Liz Braunstein and Rachel Zaentz, however, see those rumors as stumbling blocks to the Obama campaign within the Jewish community. Braunstein, who grew up in Oradell, and Zaentz, of Fair Lawn, are members of Jews For Obama, a national grassroots organization of volunteers that is trying to educate Jews about the Illinois senator, what he stands for, and what his views mean for American Jews.
Liz Braunstein, formerly of Oradell, has been stumping for Barack Obama in Bergen County with Jews For Obama.
"It’s a matter of really blasting people with the correct information and making sure they hear it from people they can trust," Zaentz said. "That it doesn’t just come from the campaign’s Website. A lot has to do with talking with [people]."
The group grew out of an e-mail list on the Obama campaign’s Website earlier this year. Yocheved Seidman of Ithaca, N.Y., Jonathan Kamens of Boston, and Jordan Pollack of Waltham, Mass. led the call to become spokespersons to the Jewish community after witnessing the flurry of rumors targeting Jewish voters.
"I was upset about the things being said about Sen. Obama before I knew anything about him," said Seidman, a Lubavitcher. "I felt it was wrong from a Jewish perspective. It wasn’t derech eretz [proper behavior] to be slandering this man."

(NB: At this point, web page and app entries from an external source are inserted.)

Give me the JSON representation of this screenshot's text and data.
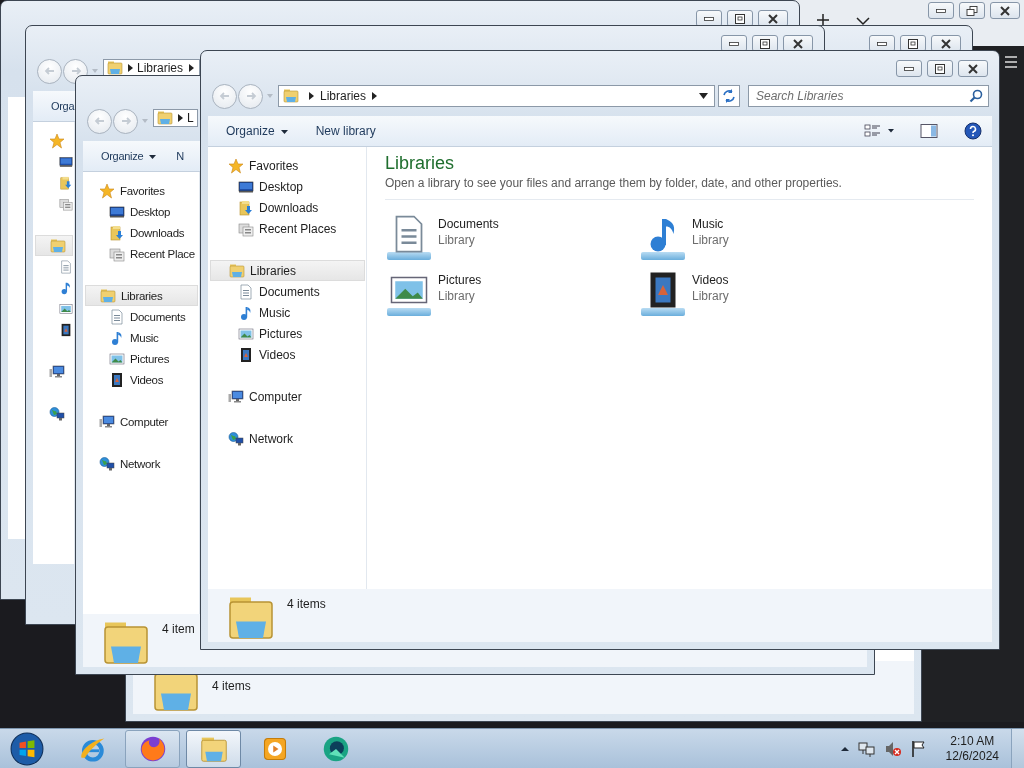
{
  "windows": [
    {
      "kind": "explorer"
    },
    {
      "kind": "explorer"
    },
    {
      "kind": "explorer",
      "status": {
        "text": "4 items"
      }
    },
    {
      "kind": "explorer",
      "nav": {
        "address": {
          "crumbs": [
            "Libraries"
          ],
          "trailing_separator": true
        }
      },
      "commands": [
        {
          "label": "Orga",
          "kind": "button"
        }
      ],
      "sidebar": [
        {
          "kind": "favorites",
          "selected": false,
          "children": [
            {
              "kind": "desktop",
              "selected": false
            },
            {
              "kind": "downloads",
              "selected": false
            },
            {
              "kind": "recent",
              "selected": false
            }
          ]
        },
        {
          "kind": "libraries",
          "selected": true,
          "children": [
            {
              "kind": "documents",
              "selected": false
            },
            {
              "kind": "music",
              "selected": false
            },
            {
              "kind": "pictures",
              "selected": false
            },
            {
              "kind": "videos",
              "selected": false
            }
          ]
        },
        {
          "kind": "computer",
          "selected": false
        },
        {
          "kind": "network",
          "selected": false
        }
      ]
    },
    {
      "kind": "explorer",
      "nav": {
        "address": {
          "crumbs": [
            "L"
          ],
          "trailing_separator": false
        }
      },
      "commands": [
        {
          "label": "Organize",
          "kind": "menu"
        },
        {
          "label": "N",
          "kind": "button"
        }
      ],
      "sidebar": [
        {
          "kind": "favorites",
          "label": "Favorites",
          "selected": false,
          "children": [
            {
              "kind": "desktop",
              "label": "Desktop",
              "selected": false
            },
            {
              "kind": "downloads",
              "label": "Downloads",
              "selected": false
            },
            {
              "kind": "recent",
              "label": "Recent Place",
              "selected": false
            }
          ]
        },
        {
          "kind": "libraries",
          "label": "Libraries",
          "selected": true,
          "children": [
            {
              "kind": "documents",
              "label": "Documents",
              "selected": false
            },
            {
              "kind": "music",
              "label": "Music",
              "selected": false
            },
            {
              "kind": "pictures",
              "label": "Pictures",
              "selected": false
            },
            {
              "kind": "videos",
              "label": "Videos",
              "selected": false
            }
          ]
        },
        {
          "kind": "computer",
          "label": "Computer",
          "selected": false
        },
        {
          "kind": "network",
          "label": "Network",
          "selected": false
        }
      ],
      "status": {
        "text": "4 item"
      }
    },
    {
      "kind": "explorer",
      "nav": {
        "address": {
          "crumbs": [
            "Libraries"
          ],
          "trailing_separator": true
        },
        "search": {
          "placeholder": "Search Libraries"
        }
      },
      "commands": [
        {
          "label": "Organize",
          "kind": "menu"
        },
        {
          "label": "New library",
          "kind": "button"
        }
      ],
      "view_tools": true,
      "sidebar": [
        {
          "kind": "favorites",
          "label": "Favorites",
          "selected": false,
          "children": [
            {
              "kind": "desktop",
              "label": "Desktop",
              "selected": false
            },
            {
              "kind": "downloads",
              "label": "Downloads",
              "selected": false
            },
            {
              "kind": "recent",
              "label": "Recent Places",
              "selected": false
            }
          ]
        },
        {
          "kind": "libraries",
          "label": "Libraries",
          "selected": true,
          "children": [
            {
              "kind": "documents",
              "label": "Documents",
              "selected": false
            },
            {
              "kind": "music",
              "label": "Music",
              "selected": false
            },
            {
              "kind": "pictures",
              "label": "Pictures",
              "selected": false
            },
            {
              "kind": "videos",
              "label": "Videos",
              "selected": false
            }
          ]
        },
        {
          "kind": "computer",
          "label": "Computer",
          "selected": false
        },
        {
          "kind": "network",
          "label": "Network",
          "selected": false
        }
      ],
      "content": {
        "title": "Libraries",
        "description": "Open a library to see your files and arrange them by folder, date, and other properties.",
        "items": [
          {
            "kind": "documents",
            "name": "Documents",
            "type": "Library"
          },
          {
            "kind": "music",
            "name": "Music",
            "type": "Library"
          },
          {
            "kind": "pictures",
            "name": "Pictures",
            "type": "Library"
          },
          {
            "kind": "videos",
            "name": "Videos",
            "type": "Library"
          }
        ]
      },
      "status": {
        "text": "4 items"
      }
    }
  ],
  "taskbar": {
    "items": [
      {
        "kind": "start",
        "running": false,
        "selected": false
      },
      {
        "kind": "ie",
        "running": false,
        "selected": false
      },
      {
        "kind": "firefox",
        "running": true,
        "selected": false
      },
      {
        "kind": "explorer",
        "running": true,
        "selected": true
      },
      {
        "kind": "media",
        "running": false,
        "selected": false
      },
      {
        "kind": "app",
        "running": false,
        "selected": false
      }
    ],
    "tray": {
      "time": "2:10 AM",
      "date": "12/6/2024"
    }
  }
}
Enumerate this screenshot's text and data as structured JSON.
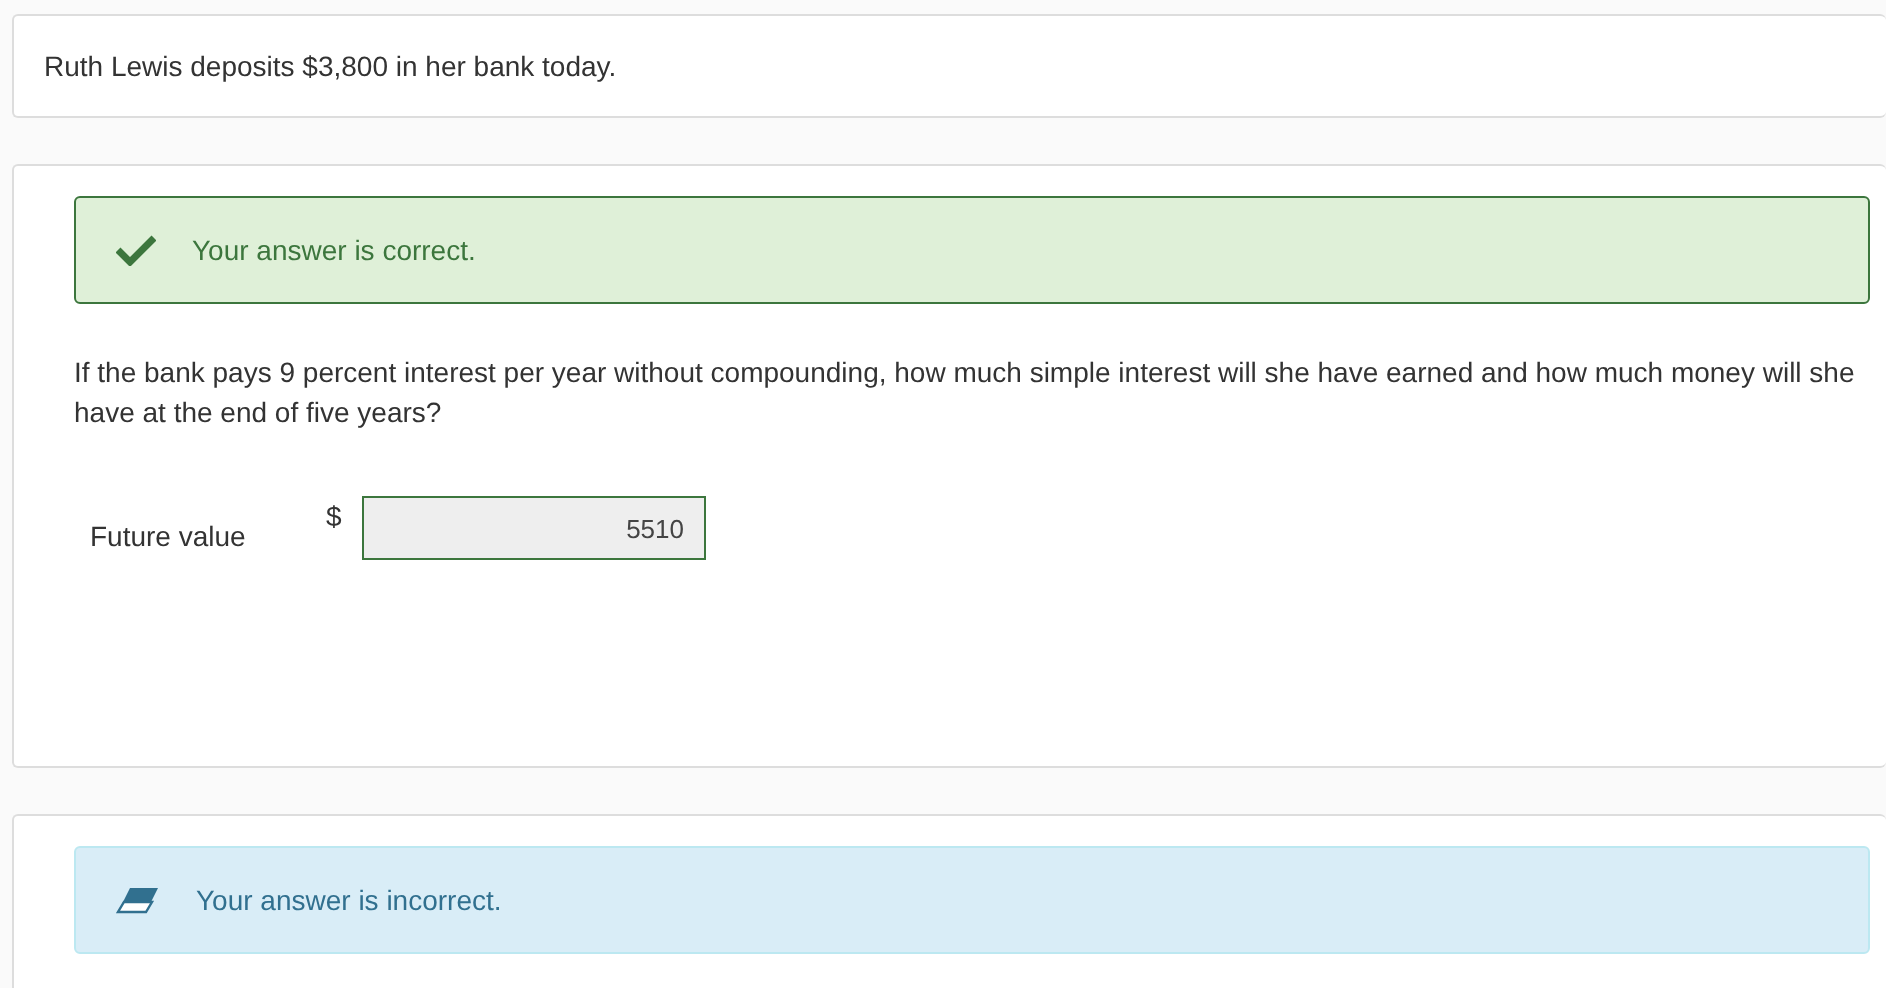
{
  "intro": "Ruth Lewis deposits $3,800 in her bank today.",
  "part": {
    "alert": {
      "kind": "correct",
      "text": "Your answer is correct."
    },
    "question": "If the bank pays 9 percent interest per year without compounding, how much simple interest will she have earned and how much money will she have at the end of five years?",
    "field": {
      "label": "Future value",
      "currency": "$",
      "value": "5510",
      "correct": true
    }
  },
  "next_alert": {
    "kind": "incorrect",
    "text": "Your answer is incorrect."
  }
}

Jews For Obama is not part of the official Obama campaign but it is in touch with the campaign’s leadership. Its e-mail list reaches more than 400 volunteers across the country. For now, the group is planning house meetings to discuss issues of concern to the Jewish community, such as Israel.
In particular, Obama’s critics say the senator’s voting record is short and inconclusive. That’s the major hurdle Jews For Obama faces and where the majority of the group’s efforts are aimed.
"A lot of people are just nervous that we need to reach out more to the Jewish community," Braunstein said. "Relatively, he’s become more well known. Going to Israel was really important; people respected him for that."
Braunstein, ‘3, spent six weeks this summer as an organizing fellow for the Obama campaign. These days she’s involved with Jews For Obama as the organization’s point person for Bergen County’s Jewish community.
"My role when talking to people who are concerned is more education than anything else," she said. "They’re just curious and want to know more."
Braunstein will cut back on her campaigning when she begins law school at New York University in a few weeks. Zaentz, a ‘3-year-old volunteer who works for a New York City nonprofit organization, has already begun the Bergen County coverage. Though Reform and Conservative Jews are said to lean more toward the Democratic Party while Orthodoxy leans toward the Republicans, Israel is the one issue that crosses all divisions, Zaentz said. Seidman called Obama and McCain’s positions on Israel "the same . more or less."
The negative e-mail campaign that accuses Obama of being a Muslim also maligns his stance on Israel, painting him as pro-Palestinian.
"There’s a perceived notion about where he stands on Israel and it’s just not correct," Zaentz said. "It’s easy to get lost in everything. It’s a complicated issue." Obama, she continued, has been unwavering in his support for the Jewish state but due to what Zaentz called "a lack of access" to information, many people don’t have the facts about the senator’s record.
U.S. Rep. Steve Rothman (D-9), the Obama campaign’s Northeast coordinator and an early Obama supporter, praised Jews For Obama for working to "disseminate the truth about his various policy decisions, including his long-standing commitment to the Jewish State of Israel."
"Jewish Americans are like most Americans in that they don’t have, for the most part, a great deal of experience with Barack Obama, having only heard of him in the last year or two," Rothman said. "On the other hand, they’ve known [presumptive Republican nominee] Sen. [John] McCain for more than 10 years . So like most Americans, Jews want to be careful that in an election of such consequence they make sure that they are picking the right person to bring about the fundamental change and new thinking here at home and abroad that we need in an American president."